A new fabrication technique could allow solid-state automotive lithium-ion batteries to adopt nonflammable ceramic electrolytes using the same production processes as in batteries made with conventional liquid electrolytes.
The melt-infiltration technology developed by materials science researchers at the Georgia Institute of Technology uses electrolyte materials that can be infiltrated into porous yet densely packed, thermally stable electrodes.
The one-step process produces high-density composites based on pressure-less, capillary-driven infiltration of a molten solid electrolyte into porous bodies, including multilayered electrode-separator stacks.
"While the melting point of traditional solid state electrolytes can range from 700 degrees Celsius to over 1,000 degrees Celsius, we operate at a much lower temperature range, depending on the electrolyte composition, roughly from 200 to 300 degrees Celsius," explained Gleb Yushin, a professor in the School of Materials Science and Engineering at Georgia Tech. "At these lower temperatures, fabrication is much faster and easier. Materials at low temperatures don't react. The standard electrode assemblies, including the polymer binder or glue, can be stable in these conditions."
The new technique could allow large automotive Li-ion batteries to be made safer with 100% solid-state nonflammable ceramic rather than liquid electrolytes using the same manufacturing processes of conventional liquid electrolyte battery production. The patent-pending manufacturing technology mimics low-cost fabrication of commercial Li-ion cells with liquid electrolytes, but instead uses solid state electrolytes with low melting points that are melted and infiltrated into dense electrodes. As a result, high-quality multi-layered cells of any size or shape could be rapidly manufactured at scale using proven tools and processes developed and optimized over the last 30 years for Li-ion.
"Melt-infiltration technology is the key advance. The cycle life and stability of Li-ion batteries depend strongly on the operating conditions, particularly temperature," Georgia Tech graduate student Yiran Xiao explained. "If batteries are overheated for a prolonged period, they commonly begin to degrade prematurely, and overheated batteries may catch on fire. That has prompted nearly all electric vehicles (EV) to include sophisticated and rather expensive cooling systems." In contrast, solid-state batteries may only require heaters, which are significantly less expensive than cooling systems.

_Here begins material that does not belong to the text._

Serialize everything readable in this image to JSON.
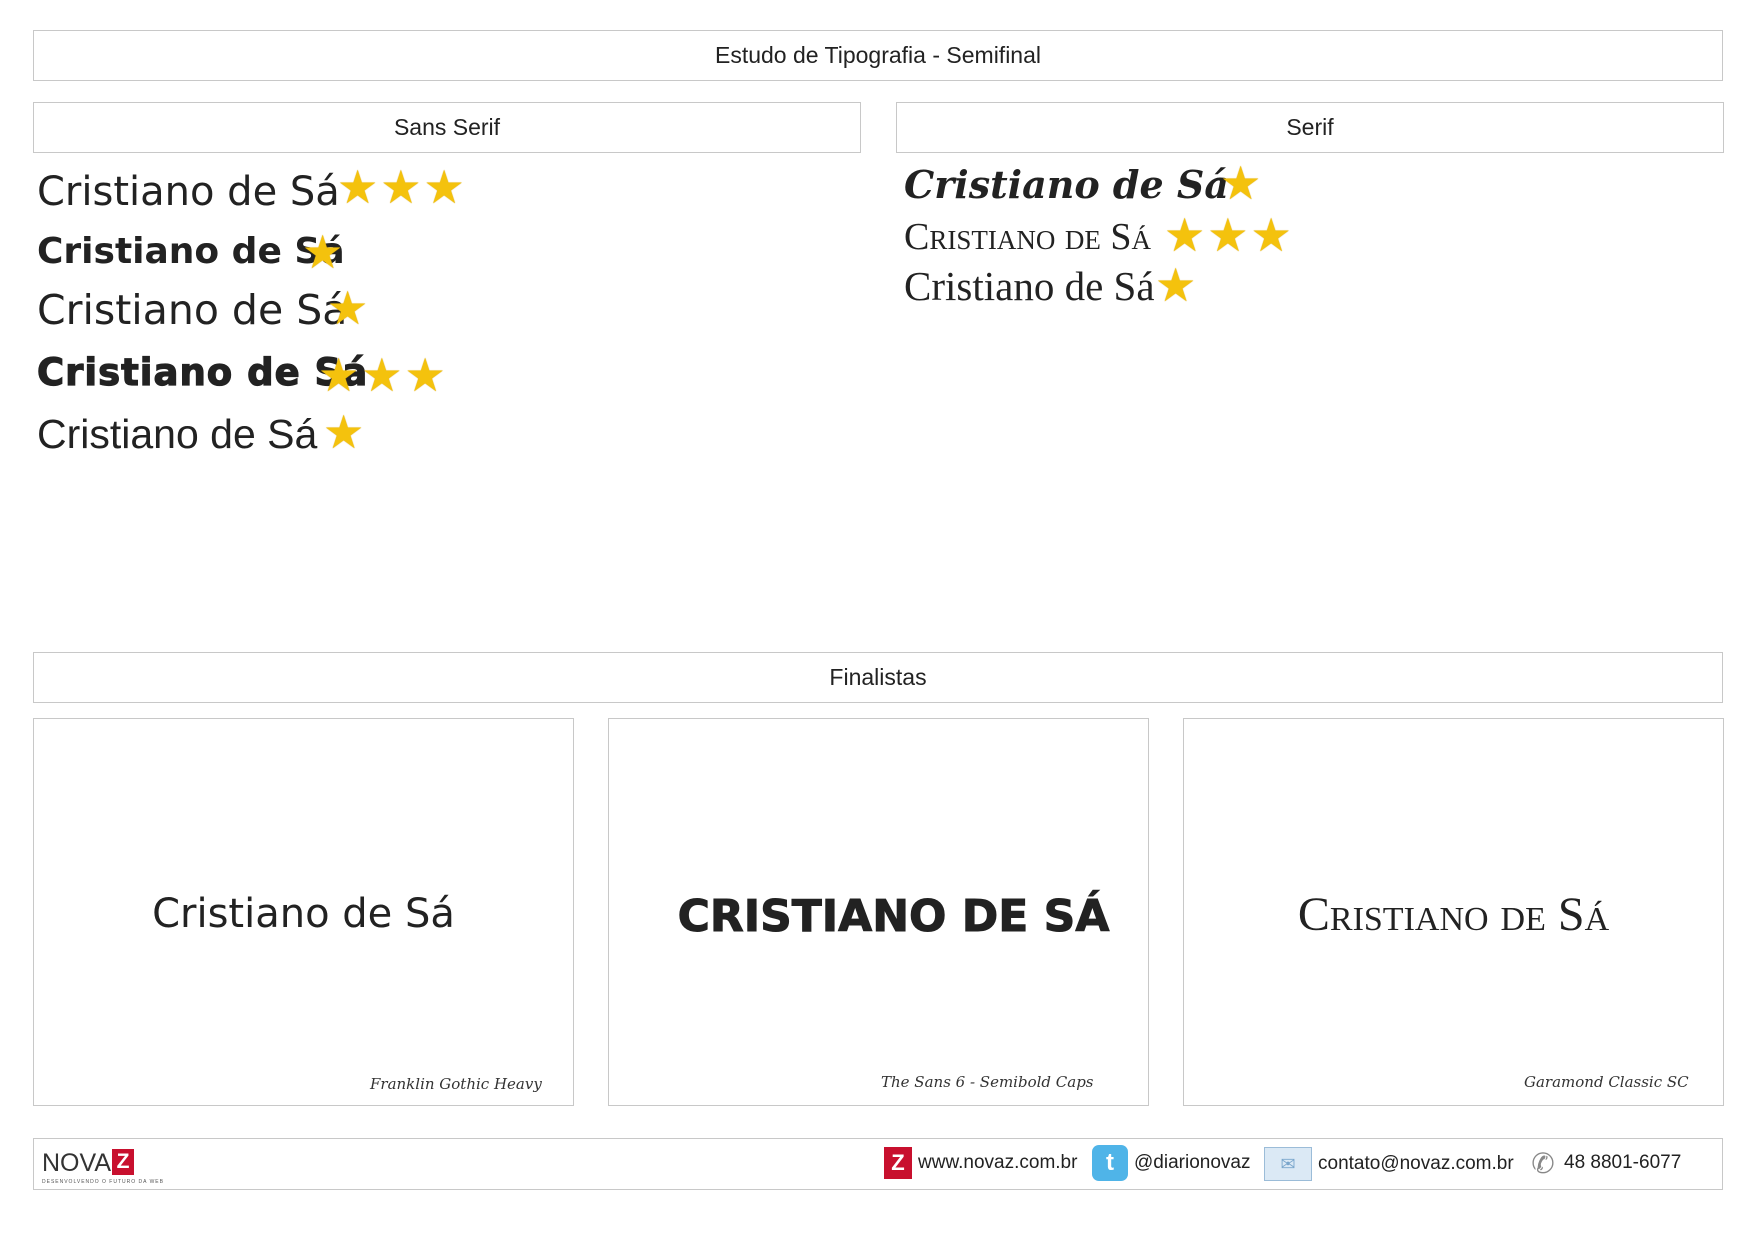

Yushin and Xiao are encouraged by the potential of this manufacturing process to enable battery makers to produce lighter, safer, and more energy-dense batteries.
"The developed melt-infiltration technology is compatible with a broad range of material chemistries, including so-called conversion-type electrodes. Such materials have been demonstrated to increase automotive cell energy density by over 20% now and by more than 100% in the future," said co-author and Georgia Tech research scientist Kostiantyn Turcheniuk, noting that higher density cells support longer driving ranges. The cells need high-capacity electrodes for that performance leap.
Georgia Tech's technique is not yet commercially ready, but Yushin predicts that if a significant portion of the future EV market embraces solid-state batteries, "This would probably be the only way to go," since it will allow manufacturers to use their existing production facilities and infrastructure.
"That's why we focused on this project - it was one of the most commercially viable areas of innovation for our lab to pursue," he said.
Battery cell prices hit $100 per kilowatt hour for the first time in 2020. According to Yushin, they will need to drop below $70 per kilowatt hour before the consumer EV market can fully open. Battery innovation is critical to that occurring.
The Materials Science lab team currently is focused on developing other electrolytes that will have lower melting points and higher conductivities using the same technique proven in the lab.
Yushin envisions this research team's manufacturing advance opening the floodgates to more innovation in this area.
"So many incredibly smart scientists are focused on solving very challenging scientific problems, while completely ignoring economic and technical practicality. They are studying and optimizing very high-temperature electrolytes that are not only dramatically more expensive to use in cells but are also up to five times heavier compared with liquid electrolytes," he explained. "My goal is to push the research community to look outside that chemical box."